_WORK INSTRUCTION_
Return every line of the data below that includes the string "badge".

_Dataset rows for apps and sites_
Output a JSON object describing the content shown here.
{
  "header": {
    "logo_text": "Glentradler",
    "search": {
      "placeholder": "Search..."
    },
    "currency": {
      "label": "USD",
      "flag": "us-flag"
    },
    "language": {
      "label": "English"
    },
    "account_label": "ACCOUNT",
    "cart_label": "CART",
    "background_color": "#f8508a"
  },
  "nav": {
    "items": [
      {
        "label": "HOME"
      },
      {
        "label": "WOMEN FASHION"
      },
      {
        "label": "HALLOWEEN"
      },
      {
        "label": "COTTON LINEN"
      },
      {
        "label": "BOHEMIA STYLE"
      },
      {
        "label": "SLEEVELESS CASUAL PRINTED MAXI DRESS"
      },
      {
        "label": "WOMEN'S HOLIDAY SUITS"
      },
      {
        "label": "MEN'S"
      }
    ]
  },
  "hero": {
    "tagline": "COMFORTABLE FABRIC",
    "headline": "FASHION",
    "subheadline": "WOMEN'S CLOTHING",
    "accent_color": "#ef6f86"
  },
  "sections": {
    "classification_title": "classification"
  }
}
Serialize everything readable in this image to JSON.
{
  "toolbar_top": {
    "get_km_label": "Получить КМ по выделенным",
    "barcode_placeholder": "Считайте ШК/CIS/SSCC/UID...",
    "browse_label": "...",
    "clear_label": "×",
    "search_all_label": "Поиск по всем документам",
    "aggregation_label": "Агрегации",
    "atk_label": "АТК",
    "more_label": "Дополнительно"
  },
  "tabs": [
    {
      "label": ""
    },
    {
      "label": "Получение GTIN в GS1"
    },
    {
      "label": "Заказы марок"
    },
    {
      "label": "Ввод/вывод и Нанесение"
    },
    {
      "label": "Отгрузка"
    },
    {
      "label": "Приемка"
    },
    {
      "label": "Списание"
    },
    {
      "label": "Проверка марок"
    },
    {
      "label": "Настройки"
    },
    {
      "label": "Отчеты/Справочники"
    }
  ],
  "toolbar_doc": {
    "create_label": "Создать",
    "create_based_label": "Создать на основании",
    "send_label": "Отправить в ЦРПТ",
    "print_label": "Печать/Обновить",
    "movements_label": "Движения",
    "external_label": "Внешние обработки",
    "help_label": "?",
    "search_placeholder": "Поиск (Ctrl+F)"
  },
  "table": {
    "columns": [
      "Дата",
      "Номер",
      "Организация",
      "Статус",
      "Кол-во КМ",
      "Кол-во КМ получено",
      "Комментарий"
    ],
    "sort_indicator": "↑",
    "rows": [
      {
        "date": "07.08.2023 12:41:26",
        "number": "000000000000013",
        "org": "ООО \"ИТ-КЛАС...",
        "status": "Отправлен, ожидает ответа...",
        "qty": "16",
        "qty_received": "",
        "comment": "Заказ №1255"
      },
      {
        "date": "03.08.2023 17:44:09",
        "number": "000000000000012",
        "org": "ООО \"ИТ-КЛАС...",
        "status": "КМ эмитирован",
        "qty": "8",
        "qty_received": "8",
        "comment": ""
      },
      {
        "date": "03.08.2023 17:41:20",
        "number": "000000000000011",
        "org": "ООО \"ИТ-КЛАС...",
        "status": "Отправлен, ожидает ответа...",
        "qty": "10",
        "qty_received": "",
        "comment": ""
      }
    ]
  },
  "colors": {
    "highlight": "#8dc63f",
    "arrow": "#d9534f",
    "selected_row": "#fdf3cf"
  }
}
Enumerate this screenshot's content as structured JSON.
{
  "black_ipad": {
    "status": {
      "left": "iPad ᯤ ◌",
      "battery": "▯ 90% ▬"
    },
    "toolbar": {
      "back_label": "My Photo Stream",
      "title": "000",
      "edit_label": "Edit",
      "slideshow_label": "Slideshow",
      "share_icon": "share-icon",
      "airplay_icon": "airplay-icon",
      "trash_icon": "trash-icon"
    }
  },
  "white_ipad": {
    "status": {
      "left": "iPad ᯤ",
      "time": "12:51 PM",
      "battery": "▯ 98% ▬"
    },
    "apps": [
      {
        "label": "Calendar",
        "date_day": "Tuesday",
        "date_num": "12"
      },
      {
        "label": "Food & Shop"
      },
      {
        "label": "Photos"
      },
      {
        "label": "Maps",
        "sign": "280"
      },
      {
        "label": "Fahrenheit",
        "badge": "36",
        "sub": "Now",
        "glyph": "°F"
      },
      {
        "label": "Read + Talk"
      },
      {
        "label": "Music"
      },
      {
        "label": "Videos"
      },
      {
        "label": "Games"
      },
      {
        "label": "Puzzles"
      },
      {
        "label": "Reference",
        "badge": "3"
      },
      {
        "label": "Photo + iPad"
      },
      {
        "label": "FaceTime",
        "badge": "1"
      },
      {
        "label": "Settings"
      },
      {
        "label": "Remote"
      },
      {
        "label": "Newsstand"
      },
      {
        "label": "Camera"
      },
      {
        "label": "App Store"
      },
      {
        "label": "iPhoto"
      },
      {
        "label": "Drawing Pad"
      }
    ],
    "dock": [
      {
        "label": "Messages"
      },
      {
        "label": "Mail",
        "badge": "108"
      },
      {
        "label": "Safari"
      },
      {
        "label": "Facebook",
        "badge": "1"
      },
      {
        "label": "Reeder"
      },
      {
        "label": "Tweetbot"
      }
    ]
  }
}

_THE ANSWER_
        "badge": "36",
        "badge": "3"
        "badge": "1"
        "badge": "108"
        "badge": "1"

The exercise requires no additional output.